**WORK ORDER:** All of the data goes into your copy exactly as written. Images do not.

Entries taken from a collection
┏━━

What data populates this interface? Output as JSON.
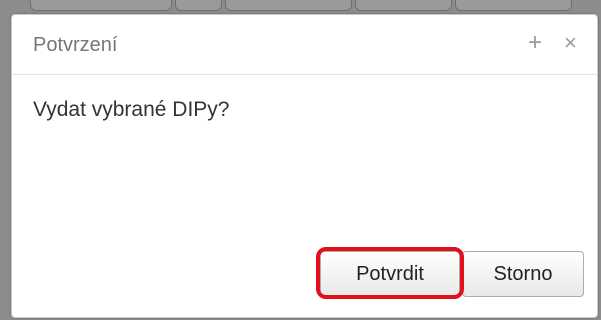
{
  "dialog": {
    "title": "Potvrzení",
    "message": "Vydat vybrané DIPy?",
    "icons": {
      "maximize": "plus-icon",
      "close": "close-icon"
    },
    "buttons": {
      "confirm_label": "Potvrdit",
      "cancel_label": "Storno"
    },
    "highlight_color": "#e0111b"
  }
}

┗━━

**TASK RESPONSE:**
What data populates this interface? Output as JSON.
{
  "dialog": {
    "title": "Potvrzení",
    "message": "Vydat vybrané DIPy?",
    "icons": {
      "maximize": "plus-icon",
      "close": "close-icon"
    },
    "buttons": {
      "confirm_label": "Potvrdit",
      "cancel_label": "Storno"
    },
    "highlight_color": "#e0111b"
  }
}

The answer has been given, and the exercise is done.